As unique a sound as Melbourne sextet Alpine possess, tonight they just fail to hit the mark. Things seem ramshackle and off the cuff, but not in a good way; the band looks unrecognisably out of sorts, and there are some complete timing and note balls-ups that come from almost every player. There doesn't seem to be a sense of unity at all, and even duelling vocalists Phoebe Baker and Lou James, who normally bounce off each other with the connection of twins, are finding it hard to naturally weave their voices into a structured tapestry. The finale of Villages is undoubtedly the high point of the set, Alpine finally getting the right sonic balance to deliver the brilliant single with unbridled feeling. It's just a shame that we had to take such a bumpy road to find that cohesion.

As the dark room flickers with the lights of a hundred iPhones ready to record at the press of a button, Matt Corby arrives on stage and solemnly starts the evening with a pair of acoustic numbers, the tracks immediately showing off his prodigious natural talent; confident guitar playing, smart looping effects and a versatile, bold voice that is released with an intimidating ease. The rest of the band soon join him on stage, the backing quartet holding some serious chops, most notably Bree Tranter, formerly of The Middle East, who divides her time between keys and flute, looking like an angelic centrepiece surrounded by the burly boys. The foursome help make songs like My False and Made Of Stone soar; however, there are simply too many noodling moments during the set that are downright boring, and it almost seems purposeful.
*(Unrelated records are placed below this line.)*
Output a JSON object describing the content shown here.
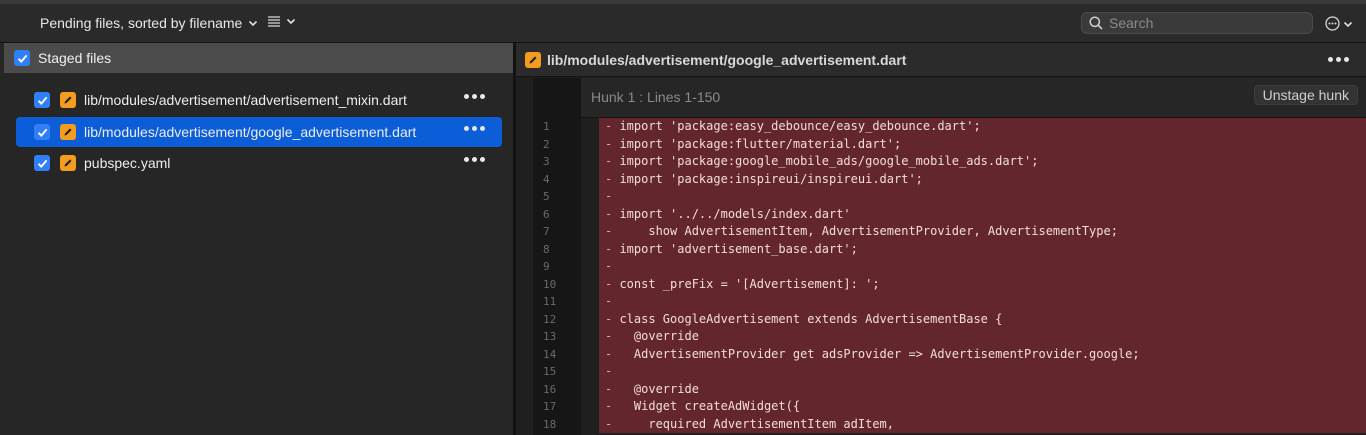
{
  "toolbar": {
    "sort_label": "Pending files, sorted by filename",
    "search_placeholder": "Search"
  },
  "staged": {
    "header_label": "Staged files",
    "files": [
      {
        "name": "lib/modules/advertisement/advertisement_mixin.dart",
        "selected": false
      },
      {
        "name": "lib/modules/advertisement/google_advertisement.dart",
        "selected": true
      },
      {
        "name": "pubspec.yaml",
        "selected": false
      }
    ]
  },
  "diff": {
    "file_path": "lib/modules/advertisement/google_advertisement.dart",
    "hunk_title": "Hunk 1 : Lines 1-150",
    "unstage_label": "Unstage hunk",
    "lines": [
      {
        "n": "1",
        "text": "import 'package:easy_debounce/easy_debounce.dart';"
      },
      {
        "n": "2",
        "text": "import 'package:flutter/material.dart';"
      },
      {
        "n": "3",
        "text": "import 'package:google_mobile_ads/google_mobile_ads.dart';"
      },
      {
        "n": "4",
        "text": "import 'package:inspireui/inspireui.dart';"
      },
      {
        "n": "5",
        "text": ""
      },
      {
        "n": "6",
        "text": "import '../../models/index.dart'"
      },
      {
        "n": "7",
        "text": "    show AdvertisementItem, AdvertisementProvider, AdvertisementType;"
      },
      {
        "n": "8",
        "text": "import 'advertisement_base.dart';"
      },
      {
        "n": "9",
        "text": ""
      },
      {
        "n": "10",
        "text": "const _preFix = '[Advertisement]: ';"
      },
      {
        "n": "11",
        "text": ""
      },
      {
        "n": "12",
        "text": "class GoogleAdvertisement extends AdvertisementBase {"
      },
      {
        "n": "13",
        "text": "  @override"
      },
      {
        "n": "14",
        "text": "  AdvertisementProvider get adsProvider => AdvertisementProvider.google;"
      },
      {
        "n": "15",
        "text": ""
      },
      {
        "n": "16",
        "text": "  @override"
      },
      {
        "n": "17",
        "text": "  Widget createAdWidget({"
      },
      {
        "n": "18",
        "text": "    required AdvertisementItem adItem,"
      }
    ]
  },
  "colors": {
    "accent": "#0b5ed7",
    "checkbox": "#2f7ff6",
    "modified_badge": "#f39c1e",
    "removed_line_bg": "#64262d"
  }
}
It's as if Corby is trying his hardest to be seen as more than just a song, even though to many in the room tonight that's unfortunately all he is. That tune of course, Brother, towers above the rest of the set, the response it receives attesting to that – it's unique and immediate in a way few songs will ever be. There's no denying the Sydneysider is destined for great things, but it's a little too early to be taking people on a journey. It simply seems like Corby is already biting the hand that feeds, but then again, maybe he's never been hungry in the first place?